As the main trial resumed on Wednesday, Fujimori claimed that he knew nothing of the operations of the Colina Group, the military death squad involved in the two massacres for which he is being tried.
The first took place on November 2, 1991, in an old and impoverished working class neighborhood of Lima known as Barrios Altos. A squad of eight men armed with automatic weapons and their faces covered by ski masks burst into a yard where local residents were holding a party. Forcing them to the ground, they raked them with machinegun fire and then one of the gunmen fired a bullet into each of the victims’ heads. The 15 killed included men, women and one eight-year-old child, who was the last to die as he ran out, frightened, in search of his father, who already lay dead.
The second massacre took place on July 18, 1992, at La Cantuta University, a teachers college on the outskirts of Lima. The death squad burst into a residence hall, forcing students out of their rooms and ordering them to lie on the ground. The gunmen picked out nine students and one professor and took them to a desolate area of the city, where they were tortured and then executed. Their bodies were hastily buried in unmarked graves. Members of the military and the intelligence services later leaked details of the operation, including the location of the graves, which led to the recovery of the remains.
Fujimori’s claims that he had nothing to do with these crimes are expected to be refuted by the military officer who directed the operations of the death squad, retired Captain Santiago Martín Rivas, who has stated publicly that the ex-president was fully aware of its activities, supporting them as a key component of the “dirty war” meant to wipe out popular support for the Maoist guerrilla movement, Sendero Luminoso.
Montesinos, with whom Fujimori claimed on Wednesday only to have had “hierarchical, functional” connections, is also expected to testify at the trial, as are former military commanders.
In this trial, Fujimori is also charged with ordering the kidnapping and torture of a businessman and a journalist. Subsequent trials will deal with corruption charges, including a $15 million payoff to Montesinos, the bribing of congressmen, the use of state funds to secure the support of a television station for his reelection and illegal wiretapping.
On the eve of the trial, human rights groups and other organizations organized a demonstration in Lima in remembrance of the 70,000 victims of the “dirty war” that raged in Peru from 1980 to 2000 and to demand justice in the Fujimori trial.
The Peruvian Association for Human Rights issued a statement declaring, “The trial of Fujimori constitutes a historic opportunity to judge an ex-head of state for grave violations of human rights, crimes of corruption and attacks on democratic institutions committed during his government.”
Participating in the demonstration was Raida Condor, the mother of one of the slain La Cantuta students. “I have been a shadow of this murderer Fujimori,” she told the Peruvian television station, Canal N. She said that she hoped Fujimori would feel her stare in the courtroom and said she would ask him, “Why did you kill my son? What was his crime?”
Fujimori’s regime enjoyed close relations with Washington, which supported his policies.
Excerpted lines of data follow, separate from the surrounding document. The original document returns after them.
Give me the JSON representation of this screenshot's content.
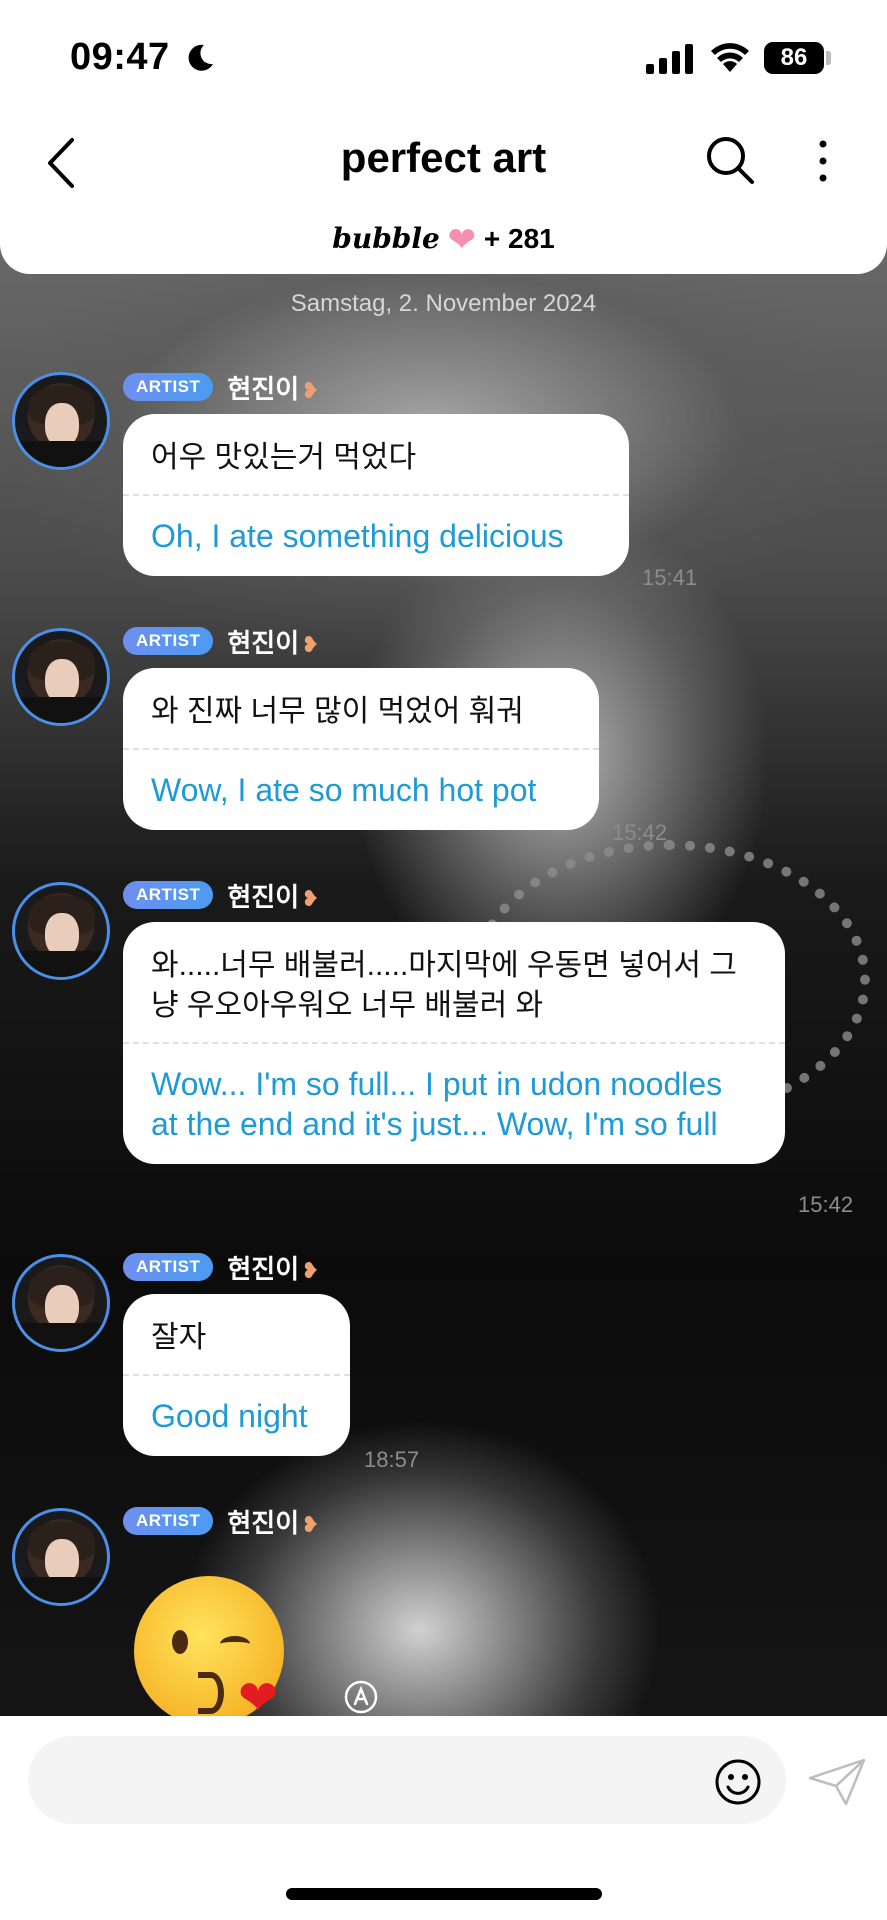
{
  "status_bar": {
    "time": "09:47",
    "battery": "86"
  },
  "header": {
    "title": "perfect art",
    "subtitle_brand": "bubble",
    "subtitle_count": "+ 281"
  },
  "chat": {
    "date": "Samstag, 2. November 2024",
    "messages": [
      {
        "badge": "ARTIST",
        "sender": "현진이",
        "korean": "어우 맛있는거 먹었다",
        "translation": "Oh, I ate something delicious",
        "time": "15:41"
      },
      {
        "badge": "ARTIST",
        "sender": "현진이",
        "korean": "와 진짜 너무 많이 먹었어 훠궈",
        "translation": "Wow, I ate so much hot pot",
        "time": "15:42"
      },
      {
        "badge": "ARTIST",
        "sender": "현진이",
        "korean": "와.....너무 배불러.....마지막에 우동면 넣어서 그냥 우오아우워오 너무 배불러 와",
        "translation": "Wow... I'm so full... I put in udon noodles at the end and it's just... Wow, I'm so full",
        "time": "15:42"
      },
      {
        "badge": "ARTIST",
        "sender": "현진이",
        "korean": "잘자",
        "translation": "Good night",
        "time": "18:57"
      },
      {
        "badge": "ARTIST",
        "sender": "현진이",
        "emoji": "kissing-heart-emoji"
      }
    ]
  },
  "composer": {
    "placeholder": ""
  },
  "colors": {
    "accent_blue": "#1e9ad6",
    "badge_blue": "#5a95f0",
    "avatar_ring": "#4a8fe8",
    "heart_pink": "#f48fb1"
  }
}
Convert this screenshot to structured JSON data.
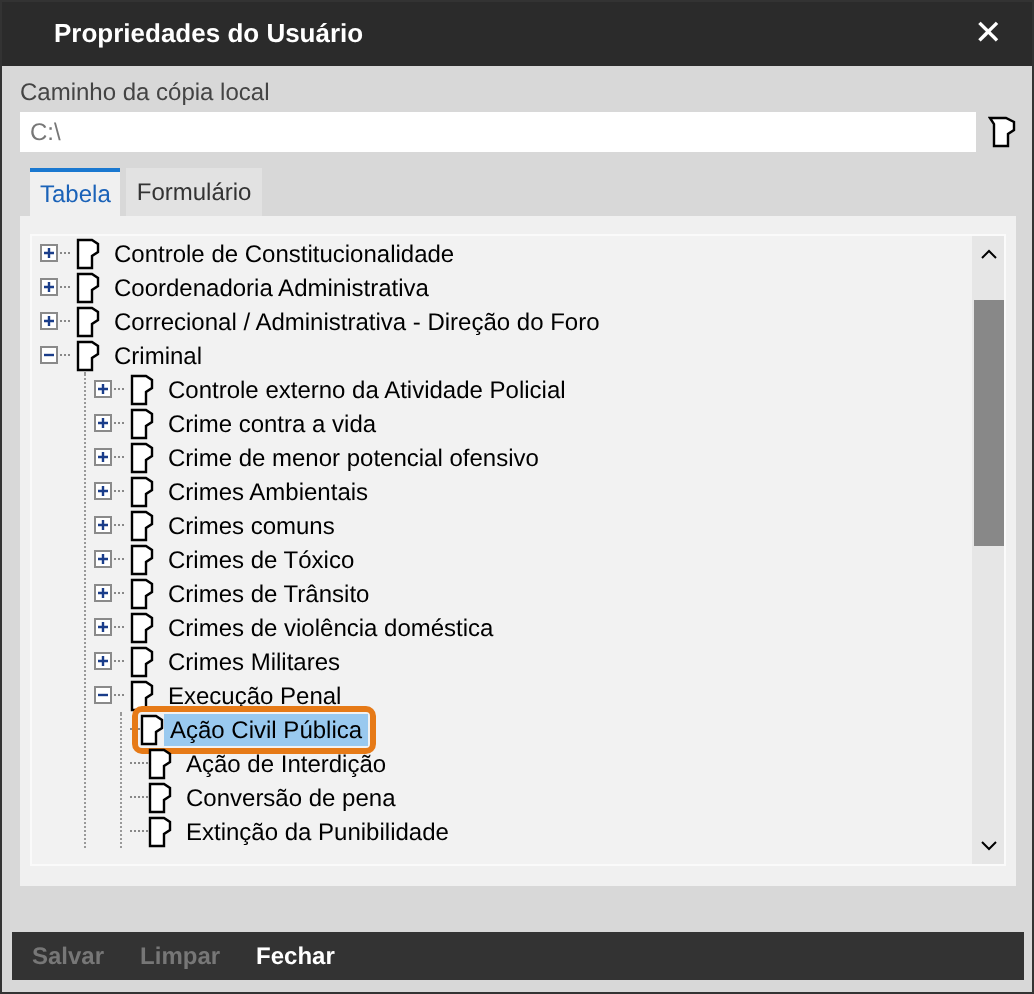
{
  "window": {
    "title": "Propriedades do Usuário",
    "close": "✕"
  },
  "path_field": {
    "label": "Caminho da cópia local",
    "value": "C:\\"
  },
  "tabs": [
    {
      "label": "Tabela",
      "selected": true
    },
    {
      "label": "Formulário",
      "selected": false
    }
  ],
  "tree": [
    {
      "label": "Controle de Constitucionalidade",
      "expanded": false,
      "selected": false
    },
    {
      "label": "Coordenadoria Administrativa",
      "expanded": false,
      "selected": false
    },
    {
      "label": "Correcional / Administrativa - Direção do Foro",
      "expanded": false,
      "selected": false
    },
    {
      "label": "Criminal",
      "expanded": true,
      "selected": false,
      "children": [
        {
          "label": "Controle externo da Atividade Policial",
          "expanded": false,
          "selected": false
        },
        {
          "label": "Crime contra a vida",
          "expanded": false,
          "selected": false
        },
        {
          "label": "Crime de menor potencial ofensivo",
          "expanded": false,
          "selected": false
        },
        {
          "label": "Crimes Ambientais",
          "expanded": false,
          "selected": false
        },
        {
          "label": "Crimes comuns",
          "expanded": false,
          "selected": false
        },
        {
          "label": "Crimes de Tóxico",
          "expanded": false,
          "selected": false
        },
        {
          "label": "Crimes de Trânsito",
          "expanded": false,
          "selected": false
        },
        {
          "label": "Crimes de violência doméstica",
          "expanded": false,
          "selected": false
        },
        {
          "label": "Crimes Militares",
          "expanded": false,
          "selected": false
        },
        {
          "label": "Execução Penal",
          "expanded": true,
          "selected": false,
          "children": [
            {
              "label": "Ação Civil Pública",
              "selected": true
            },
            {
              "label": "Ação de Interdição",
              "selected": false
            },
            {
              "label": "Conversão de pena",
              "selected": false
            },
            {
              "label": "Extinção da Punibilidade",
              "selected": false
            }
          ]
        }
      ]
    }
  ],
  "buttons": [
    {
      "label": "Salvar",
      "disabled": true
    },
    {
      "label": "Limpar",
      "disabled": true
    },
    {
      "label": "Fechar",
      "disabled": false
    }
  ]
}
Montesinos was an asset of the Central Intelligence Agency.
The current Peruvian president, Alan Garcia, has sought to forge similar ties with Washington, while pursuing essentially the same free-market policies as Fujimori. Garcia could justifiably be tried for similar offenses, having presided during a previous term as president in the 1980s over Peru’s dirty war and a series of massacres and death squad murders as well as wholesale corruption.
Garcia will be hosted by George W. Bush on Friday at the White House for the signing of a new US-Peruvian free trade agreement recently passed by the US Congress.